Although the first Labour Mayor of London since 2008, Sadiq Khan is no stranger to success, having defended his Tooting seat at the general election in 2010 from a strong Conservative challenge. In the 2014 local elections Khan achieved Labour's best London result since 1971. Much of this success stems from Khan's political campaign strategy of 'personality over policy'. Khan positioned himself as the 'son of a bus driver' who will make commuting more affordable and 'the British Muslim who will take on the extremists': simple, clear and consistent messaging.
Although effective, these messages overlaid a campaign dogged in controversy. Khan is the first Muslim mayor of a western capital, and is therefore a figure of global significance. Khan's closest rival Goldsmith was accused of running a negative campaign and during a recent Prime Minister's Questions, Labour leader Jeremy Corbin accused the entire Conservative party of running a smear campaign against Khan. The accusation referred to Khan's link to a London Imam alleged to support IS, however Khan repeatedly stated that IS was in 'no way compatible with my beliefs'.
Khan has been consistent in addressing the issue of his religion head on throughout his campaign for election. Shortly after the November 2015 Paris attacks, Khan defined the 'special role' Muslims had in combating the threat of terrorism during a speech to the parliamentary press gallery, stating that Muslims had a role to play "not because we are more responsible than others, as some have wrongly claimed, but because we can be more effective at tackling extremism than anyone else".
This narrative appears to have persuaded many, which has been reflected in a change in social sentiment of Khan's media profile. Analysis of Khan's social and online media coverage in the lead up to the election using the LexisNexis Newsdesk 'article sentiment' tool shows that negative sentiment (23%) outweighed positive (9%). In the days since his election as mayor, this has swung substantially, becoming more positive (16%) than negative (14%). Only time will tell if this trend continues as Khan begins to implement the changes promised during his election campaign.
Khan has been outspoken in his support for the UK to remain in the European Union (EU) throughout the campaign. Whether his appointment as Mayor of London has a significant impact on voters on 23 June remains to be seen. 'Europe' and the 'European Union' have been minimal topics in Khan's media profile, featuring in only two to three per cent of articles referring to the new mayor.
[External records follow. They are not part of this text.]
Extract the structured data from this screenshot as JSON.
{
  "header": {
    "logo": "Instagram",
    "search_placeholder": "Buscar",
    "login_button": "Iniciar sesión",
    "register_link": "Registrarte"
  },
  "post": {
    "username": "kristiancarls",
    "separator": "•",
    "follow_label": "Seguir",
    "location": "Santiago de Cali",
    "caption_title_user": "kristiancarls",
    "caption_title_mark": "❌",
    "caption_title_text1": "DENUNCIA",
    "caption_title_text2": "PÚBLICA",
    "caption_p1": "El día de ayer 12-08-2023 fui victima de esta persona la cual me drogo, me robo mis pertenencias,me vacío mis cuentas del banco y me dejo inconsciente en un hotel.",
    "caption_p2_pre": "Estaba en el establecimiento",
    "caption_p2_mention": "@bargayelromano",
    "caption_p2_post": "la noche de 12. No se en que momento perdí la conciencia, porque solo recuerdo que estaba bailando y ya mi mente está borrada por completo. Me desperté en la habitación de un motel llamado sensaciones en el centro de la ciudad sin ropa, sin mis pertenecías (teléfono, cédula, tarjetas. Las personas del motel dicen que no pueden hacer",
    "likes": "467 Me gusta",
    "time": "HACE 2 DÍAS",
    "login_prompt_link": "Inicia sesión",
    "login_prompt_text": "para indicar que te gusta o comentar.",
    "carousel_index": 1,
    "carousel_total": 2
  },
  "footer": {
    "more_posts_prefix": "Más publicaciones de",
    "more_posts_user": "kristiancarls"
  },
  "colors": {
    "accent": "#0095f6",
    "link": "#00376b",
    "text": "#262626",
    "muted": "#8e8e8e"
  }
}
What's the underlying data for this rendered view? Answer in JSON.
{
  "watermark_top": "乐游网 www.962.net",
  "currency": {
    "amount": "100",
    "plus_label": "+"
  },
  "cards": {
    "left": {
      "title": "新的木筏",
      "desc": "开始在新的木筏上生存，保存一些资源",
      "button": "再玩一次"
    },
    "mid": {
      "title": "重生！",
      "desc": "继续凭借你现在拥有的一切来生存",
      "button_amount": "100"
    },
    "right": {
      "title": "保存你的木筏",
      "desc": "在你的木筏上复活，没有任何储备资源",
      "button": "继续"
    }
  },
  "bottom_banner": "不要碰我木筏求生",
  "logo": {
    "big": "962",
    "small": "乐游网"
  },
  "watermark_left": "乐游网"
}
Furthermore, the LexisNexis EU Referendum Tracker shows that, although during Election Day the Remain campaign received more attention, coverage for Brexit is stronger than ever.Related blogs